The MWMO worked with the City of Minneapolis to remove decades’ worth of accumulated sediment and debris from the Old Bassett Creek Tunnel (OBCT), which runs beneath Downtown and North Minneapolis. The multi-phase project is designed to prevent accumulated sediment and its pollutants from being mobilized and flushed into the Mississippi River. This second phase of the project, completed in 2020, removed 800 tons of sediment from an 853 foot section of the tunnel.
Constructed in the early 1900s, the OBCT was built to convey water from the historic Bassett Creek to the Mississippi River. A new tunnel was constructed in the 1970s, and the OBCT has a separate drainage area and conveys flow from Bassett Creek only under heavy rains and high (stream) flow conditions. The MWMO has been working together with the city since 2012 to study and ultimately remove the sediment from the tunnel. You can learn more about the project background and the investigations of the pollutants in the tunnel on our planning initiative page.
This Phase II project resulted from a 2017 assessment and cleanout plan prepared by Barr Engineering Co. for the City of Minneapolis and MWMO to remove deposited sediment and debris within the OBCT. The study found approximately 4,500 tons of sediment, 2,500 pounds of phosphorus, and hundreds of pounds of metals accumulated within the 7,915 linear feet of tunnel. The first phase, totaling 1,080 feet, was completed in 2018. That phase removed approximately 935 tons of sediment and debris. Phase II totaled approximately 853 linear feet, from Fourth Avenue North to Olson Memorial Highway in North Minneapolis. The sediment depths ranged from 5 inches to 27 inches. This was identified as the section with the most accumulated sediment in the OBCT. The MWMO funded a contractor to remove, haul, and dispose of accumulated sediment and debris at an approved waste facility.
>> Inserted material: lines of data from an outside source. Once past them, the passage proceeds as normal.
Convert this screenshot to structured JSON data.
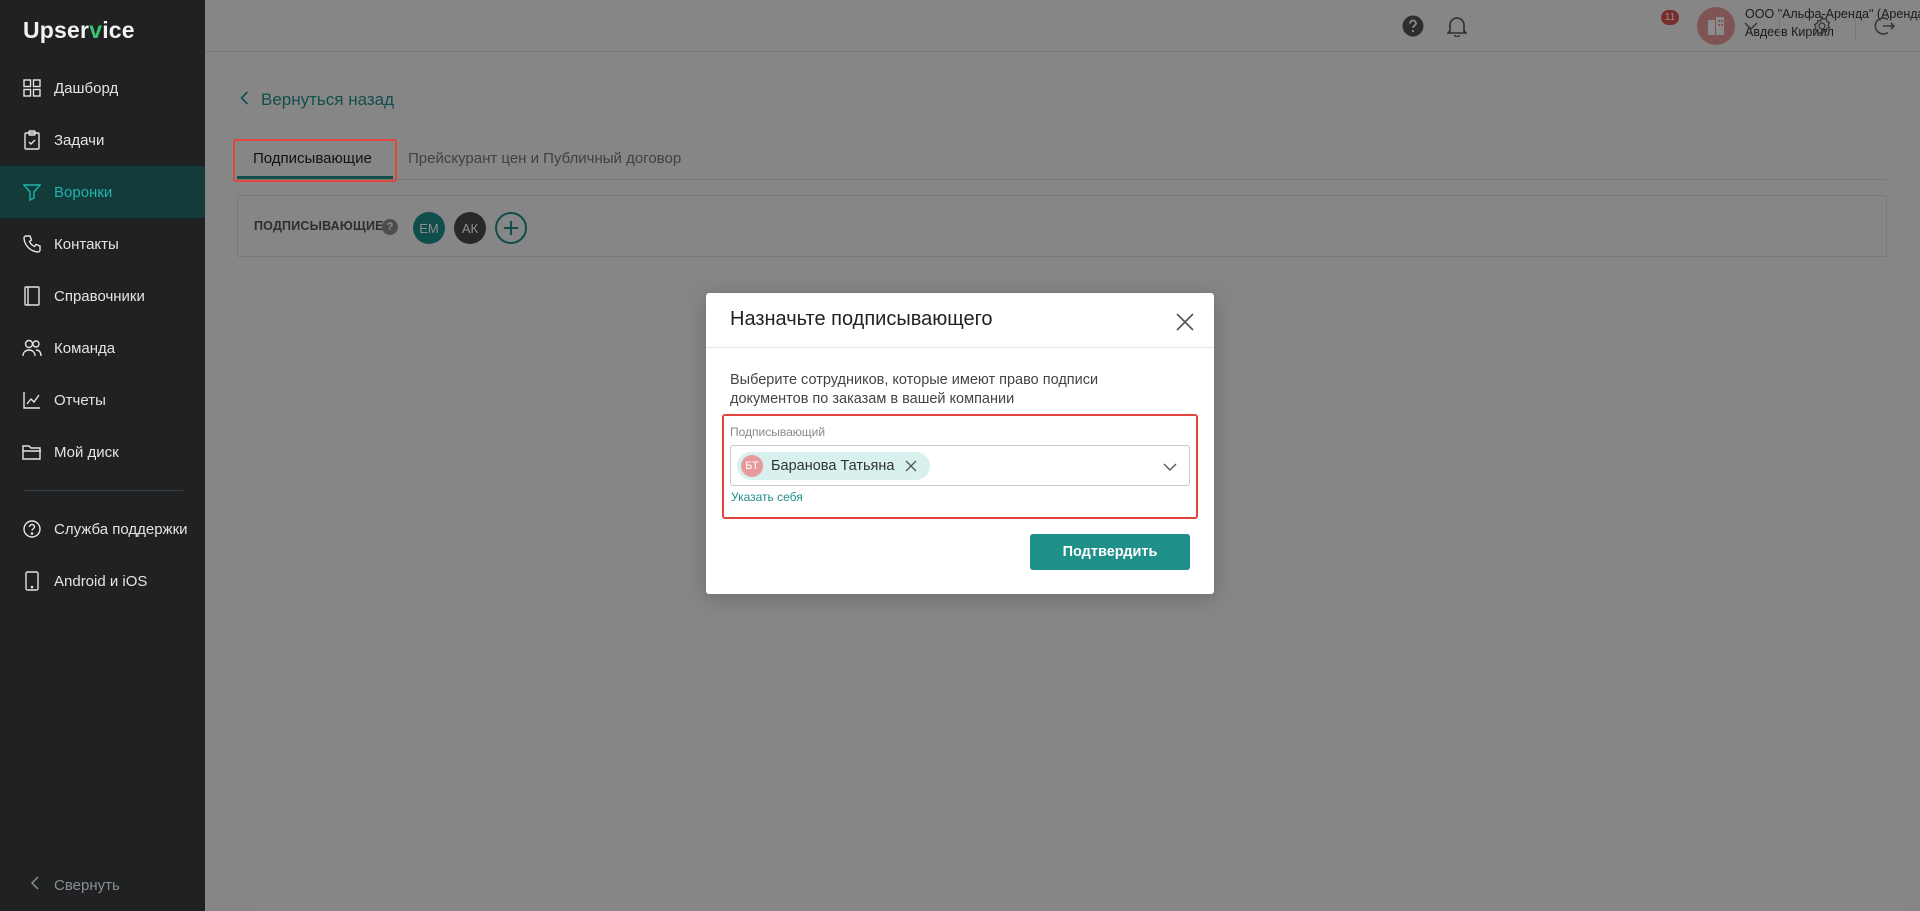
{
  "app": {
    "logo_prefix": "Upser",
    "logo_accent": "v",
    "logo_suffix": "ice"
  },
  "sidebar": {
    "items": [
      {
        "label": "Дашборд",
        "icon": "dashboard-icon",
        "active": false
      },
      {
        "label": "Задачи",
        "icon": "tasks-icon",
        "active": false
      },
      {
        "label": "Воронки",
        "icon": "funnel-icon",
        "active": true
      },
      {
        "label": "Контакты",
        "icon": "phone-icon",
        "active": false
      },
      {
        "label": "Справочники",
        "icon": "book-icon",
        "active": false
      },
      {
        "label": "Команда",
        "icon": "team-icon",
        "active": false
      },
      {
        "label": "Отчеты",
        "icon": "chart-icon",
        "active": false
      },
      {
        "label": "Мой диск",
        "icon": "folder-icon",
        "active": false
      }
    ],
    "bottom_items": [
      {
        "label": "Служба поддержки",
        "icon": "help-icon"
      },
      {
        "label": "Android и iOS",
        "icon": "mobile-icon"
      }
    ],
    "collapse_label": "Свернуть"
  },
  "header": {
    "notifications_count": "11",
    "company": "ООО \"Альфа-Аренда\" (Аренда)",
    "user": "Авдеев Кирилл"
  },
  "main": {
    "back_label": "Вернуться назад",
    "tabs": [
      {
        "label": "Подписывающие",
        "active": true
      },
      {
        "label": "Прейскурант цен и Публичный договор",
        "active": false
      }
    ],
    "signers_label": "ПОДПИСЫВАЮЩИЕ",
    "signers_help": "?",
    "signers": [
      {
        "initials": "ЕМ",
        "color": "#1e8f89"
      },
      {
        "initials": "АК",
        "color": "#4a4a4a"
      }
    ]
  },
  "modal": {
    "title": "Назначьте подписывающего",
    "description": "Выберите сотрудников, которые имеют право подписи документов по заказам в вашей компании",
    "field_label": "Подписывающий",
    "selected": [
      {
        "initials": "БТ",
        "name": "Баранова Татьяна"
      }
    ],
    "self_link": "Указать себя",
    "confirm_label": "Подтвердить"
  },
  "colors": {
    "accent": "#1e8f89",
    "sidebar_bg": "#1f2122",
    "highlight": "#e0463c"
  }
}
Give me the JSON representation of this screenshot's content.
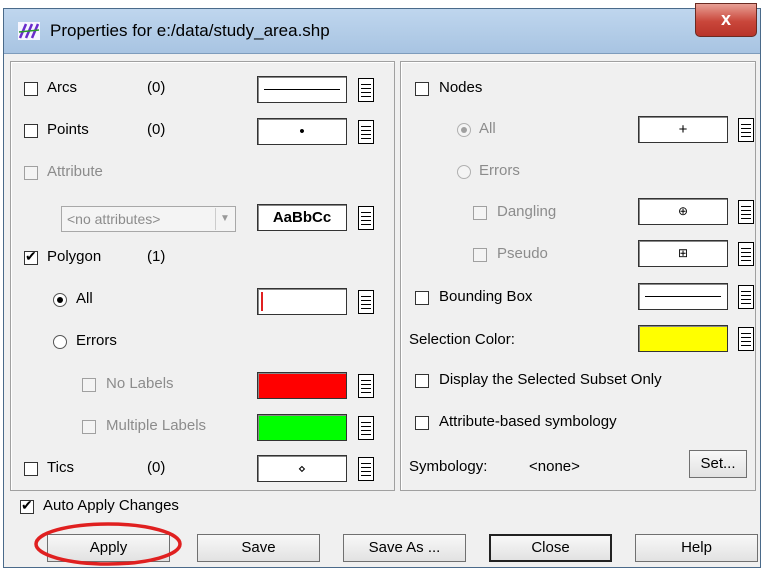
{
  "window": {
    "title": "Properties for e:/data/study_area.shp",
    "close_label": "x",
    "app_icon": "app-logo-icon"
  },
  "left": {
    "arcs": {
      "label": "Arcs",
      "count": "(0)",
      "checked": false
    },
    "points": {
      "label": "Points",
      "count": "(0)",
      "checked": false,
      "symbol": "•"
    },
    "attribute": {
      "label": "Attribute",
      "checked": false,
      "disabled": true
    },
    "attribute_select": {
      "value": "<no attributes>"
    },
    "font_sample": "AaBbCc",
    "polygon": {
      "label": "Polygon",
      "count": "(1)",
      "checked": true
    },
    "poly_all": {
      "label": "All",
      "selected": true
    },
    "poly_errors": {
      "label": "Errors",
      "selected": false
    },
    "no_labels": {
      "label": "No Labels",
      "color": "#ff0000"
    },
    "multiple_labels": {
      "label": "Multiple Labels",
      "color": "#00ff00"
    },
    "tics": {
      "label": "Tics",
      "count": "(0)",
      "checked": false,
      "symbol": "⋄"
    }
  },
  "right": {
    "nodes": {
      "label": "Nodes",
      "checked": false
    },
    "nodes_all": {
      "label": "All",
      "selected": true,
      "symbol": "+"
    },
    "nodes_errors": {
      "label": "Errors",
      "selected": false
    },
    "dangling": {
      "label": "Dangling",
      "symbol": "⊕"
    },
    "pseudo": {
      "label": "Pseudo",
      "symbol": "⊞"
    },
    "bounding_box": {
      "label": "Bounding Box",
      "checked": false
    },
    "selection_color": {
      "label": "Selection Color:",
      "color": "#ffff00"
    },
    "display_subset": {
      "label": "Display the Selected Subset Only"
    },
    "attr_symbology": {
      "label": "Attribute-based symbology"
    },
    "symbology": {
      "label": "Symbology:",
      "value": "<none>",
      "button": "Set..."
    }
  },
  "auto_apply": {
    "label": "Auto Apply Changes",
    "checked": true
  },
  "buttons": {
    "apply": "Apply",
    "save": "Save",
    "save_as": "Save As ...",
    "close": "Close",
    "help": "Help"
  },
  "annotation_color": "#e02020"
}
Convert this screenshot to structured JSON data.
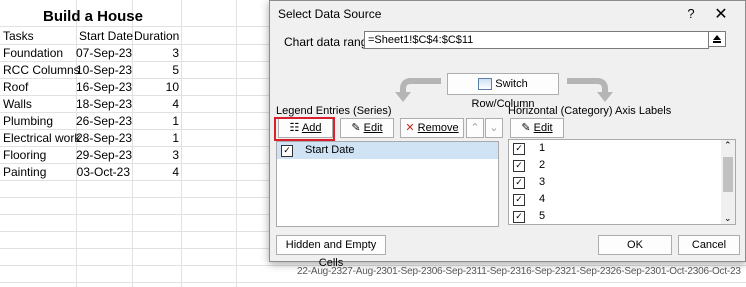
{
  "sheet": {
    "title": "Build a House",
    "headers": [
      "Tasks",
      "Start Date",
      "Duration"
    ],
    "rows": [
      [
        "Foundation",
        "07-Sep-23",
        "3"
      ],
      [
        "RCC Columns",
        "10-Sep-23",
        "5"
      ],
      [
        "Roof",
        "16-Sep-23",
        "10"
      ],
      [
        "Walls",
        "18-Sep-23",
        "4"
      ],
      [
        "Plumbing",
        "26-Sep-23",
        "1"
      ],
      [
        "Electrical work",
        "28-Sep-23",
        "1"
      ],
      [
        "Flooring",
        "29-Sep-23",
        "3"
      ],
      [
        "Painting",
        "03-Oct-23",
        "4"
      ]
    ],
    "chart_axis_dates": "22-Aug-2327-Aug-2301-Sep-2306-Sep-2311-Sep-2316-Sep-2321-Sep-2326-Sep-2301-Oct-2306-Oct-23"
  },
  "dialog": {
    "title": "Select Data Source",
    "help": "?",
    "close": "✕",
    "chart_range_label": "Chart data range:",
    "chart_range_value": "=Sheet1!$C$4:$C$11",
    "switch_label": "Switch Row/Column",
    "legend_label": "Legend Entries (Series)",
    "axis_label": "Horizontal (Category) Axis Labels",
    "add_label": "Add",
    "edit_label": "Edit",
    "remove_label": "Remove",
    "axis_edit_label": "Edit",
    "series": [
      {
        "name": "Start Date",
        "checked": true
      }
    ],
    "categories": [
      {
        "label": "1",
        "checked": true
      },
      {
        "label": "2",
        "checked": true
      },
      {
        "label": "3",
        "checked": true
      },
      {
        "label": "4",
        "checked": true
      },
      {
        "label": "5",
        "checked": true
      }
    ],
    "hidden_cells_label": "Hidden and Empty Cells",
    "ok_label": "OK",
    "cancel_label": "Cancel",
    "highlight_color": "#d8202f"
  }
}
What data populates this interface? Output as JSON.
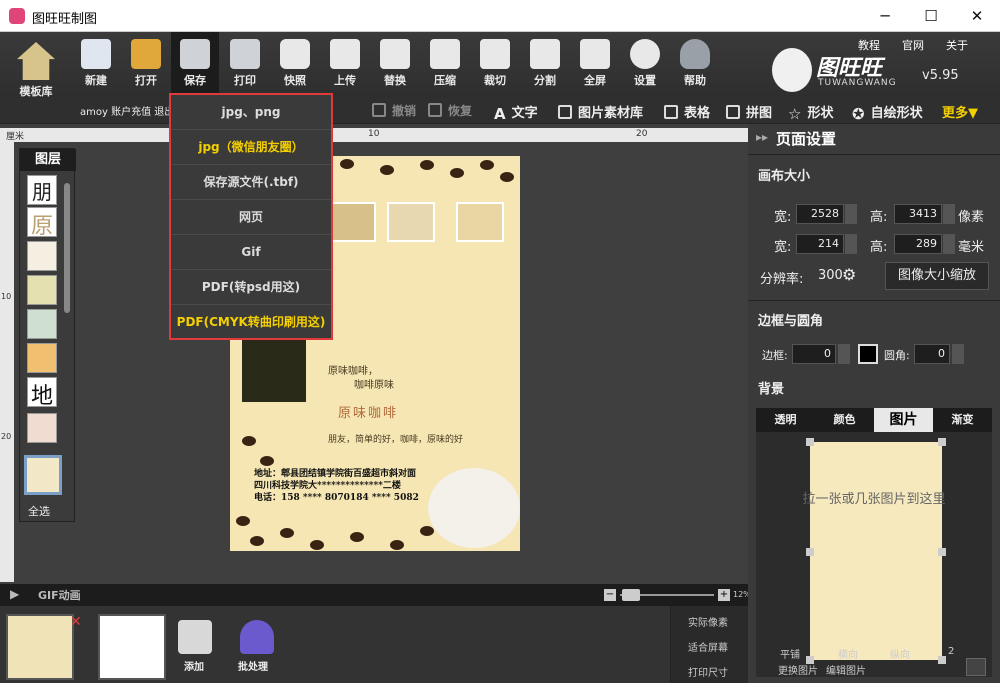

Initiating Phase II required the City of Minneapolis to install a new access hatch under Fifth Avenue North, just east of Van White Memorial Boulevard. The invert of the tunnel in this location is approximately 14 feet below ground, and takes various shapes as parts of the tunnel have been built or replaced over time. Some of the original sections are made out of brick and curved, with a maximum height of 7.5 feet, so the contractor was limited to using walk behind skid steers as equipment that was lowered into the tunnel to push the sediment towards the entrance. A crane lifted the sediment out of the access point and it spread out to dry before hauling it away.